The other mayor that mattered was
the one they call Robocop. He
is Ray Mallon, the pioneer of Zero
Tolerance in the UK. He is
mayor of Middlesborough and that is not far from Hartlepool where Mallon was
suspended as a police chief after making a success in the role in
Middlesborough. He is popular in
both places but was tied up in what many hold was a trumped up charge – a
result of envy at his success. He
now has little to do with policing as mayor but that is not how he sees it. He said “I intend to use every local authority power
possible to translate the fear of crime from the public to the criminal.”
The eight million pounds spent on the corruption enquiry that involved
Mallon and sixty others was thrown out earlier this year.
The Liberal Democrats won Norwich which had been a Labour stronghold for almost 70 years. Labour got more of their supporters out to vote in some of its traditional heartlands but the party still lost 20 seats. They lost overall power in Hull, where their deputy leader John Prescott is the MP. They also lost control of Stoke-on-Trent. The party’s vote dropped 14% in London boroughs, where it lost Lambeth, Enfield and Harrow. However, they did win back Bexley. The NHS support group that arose in the General Election continued their success at the council level. The Kidderminster campaign to save the town’s hospital repeated its victory at the general election. The Greens put up their best performance since the 1989 European elections by winning 7% where they stood and that was up two points up on 2000.

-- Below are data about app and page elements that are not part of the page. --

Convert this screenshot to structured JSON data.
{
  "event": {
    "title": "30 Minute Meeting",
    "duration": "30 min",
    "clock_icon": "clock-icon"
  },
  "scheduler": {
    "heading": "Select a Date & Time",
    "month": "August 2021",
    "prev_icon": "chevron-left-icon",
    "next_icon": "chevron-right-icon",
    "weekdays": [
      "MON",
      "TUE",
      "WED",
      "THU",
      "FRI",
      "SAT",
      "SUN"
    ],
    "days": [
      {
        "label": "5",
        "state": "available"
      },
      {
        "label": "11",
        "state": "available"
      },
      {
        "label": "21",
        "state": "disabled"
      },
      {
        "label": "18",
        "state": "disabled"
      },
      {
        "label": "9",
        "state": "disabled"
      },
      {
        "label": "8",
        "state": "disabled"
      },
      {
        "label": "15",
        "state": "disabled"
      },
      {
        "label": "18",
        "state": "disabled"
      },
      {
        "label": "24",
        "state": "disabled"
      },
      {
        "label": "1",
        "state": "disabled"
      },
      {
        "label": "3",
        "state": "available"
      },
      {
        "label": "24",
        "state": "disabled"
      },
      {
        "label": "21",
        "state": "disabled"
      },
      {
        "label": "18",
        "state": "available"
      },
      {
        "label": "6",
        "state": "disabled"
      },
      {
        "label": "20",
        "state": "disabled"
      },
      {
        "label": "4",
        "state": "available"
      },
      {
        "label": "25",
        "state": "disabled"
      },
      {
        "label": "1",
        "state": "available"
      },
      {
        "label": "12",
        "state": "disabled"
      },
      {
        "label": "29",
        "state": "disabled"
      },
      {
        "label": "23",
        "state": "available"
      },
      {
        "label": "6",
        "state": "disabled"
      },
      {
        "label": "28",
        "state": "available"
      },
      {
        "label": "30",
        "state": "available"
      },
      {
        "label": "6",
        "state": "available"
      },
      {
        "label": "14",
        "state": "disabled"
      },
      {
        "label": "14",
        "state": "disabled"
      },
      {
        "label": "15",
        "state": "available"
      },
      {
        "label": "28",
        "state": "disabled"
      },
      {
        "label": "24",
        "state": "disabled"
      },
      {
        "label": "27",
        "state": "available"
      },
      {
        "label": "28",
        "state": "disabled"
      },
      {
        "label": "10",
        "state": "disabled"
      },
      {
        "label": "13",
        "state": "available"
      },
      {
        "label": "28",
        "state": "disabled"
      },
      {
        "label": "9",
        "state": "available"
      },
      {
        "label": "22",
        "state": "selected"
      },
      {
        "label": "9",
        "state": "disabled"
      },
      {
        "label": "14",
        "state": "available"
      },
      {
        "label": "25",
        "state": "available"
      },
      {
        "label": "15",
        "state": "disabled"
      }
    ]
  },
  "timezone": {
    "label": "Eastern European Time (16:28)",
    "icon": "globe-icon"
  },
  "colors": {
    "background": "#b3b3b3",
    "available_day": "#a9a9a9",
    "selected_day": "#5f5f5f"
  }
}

featured the threat from the British National Party [BNP]on the front page,
taking up the whole of it, on Saturday 4 May.
They clearly think it is big news.
The BNP last had a councillor elected nine years ago.
The BNP victories are the first time a far right candidate has won a
seat since Derek Beackon in the London borough of Tower Hamlets in1993.
This time they got an average 27% of the vote in Oldham but failed to
win any seats there. However,
civil engineer David John Edwards did triumph in Burnley and was later
followed by his party colleague, Carol Hughes.
Their anthem is The Dam-busters
March. Like Eric Coates, they
are more typical in outlook to the 1950s than to pre-1939 Germany.
After recounts on Friday, Terry Grogan joined them to make three
councillors in the UK for the BNP – all in Burnley. Terry Grogan won by just four votes. He had suffered five recounts.
The turnout was higher than in most other places at 53%.
Similarly, the turnout in France on 5 May was high.
This phenomenon is good for democracy.
It is not often that over 50% of the electorate turn out to vote.
Edwards polled 898 votes. Carol
Hughes, a 43-year-old divorcee and sometime Labour Supporter, won a seat in
Rosegrove with Lowerhouse with 751 votes.
She used to be a care worker but she is now a section leader in a local
car parts factory. In her
election leaflet, she denied being a racist but she said that New Labour had
lost touch with the people of Burnley. Both
refused to speak to the media as they claimed to have been unfairly treated by
them in the run up to the local elections.
She has a sixteen-year-old boy, and Paul Harris (The Daily Mail, 4 May 2002, p7) reports that her neighbours like her
and they say the BNP is no longer as it used to be.
The BNP had run in 13 of the 15 Burnley wards.
The town’s Labour MP, Peter Pike, said the voters had been conned by
“racist” candidates but the BNP said they had been open on all the issues.
Labour chairman, Charles Clarke, who was on the ITV Dimbleby programme on 5 May, said that the BNP’s success was
“disappointing”. They were
only interested in strife. But
the BNP leader Nick Griffin called the result a “triumph”. He said that the BNP’s objective remained “an all white
Britain”. He added, “It is
very good news for us. It is an
The BNP averaged 18%, roughly the
same as Le Pen was reported to have had in his 5 May 2002 play off with Chirac
in France. That result was their
best so far and not so far off the peak the National Front reached in the
late-1970s. They fielded only 68
candidates for the almost 6,000 seats contested in England.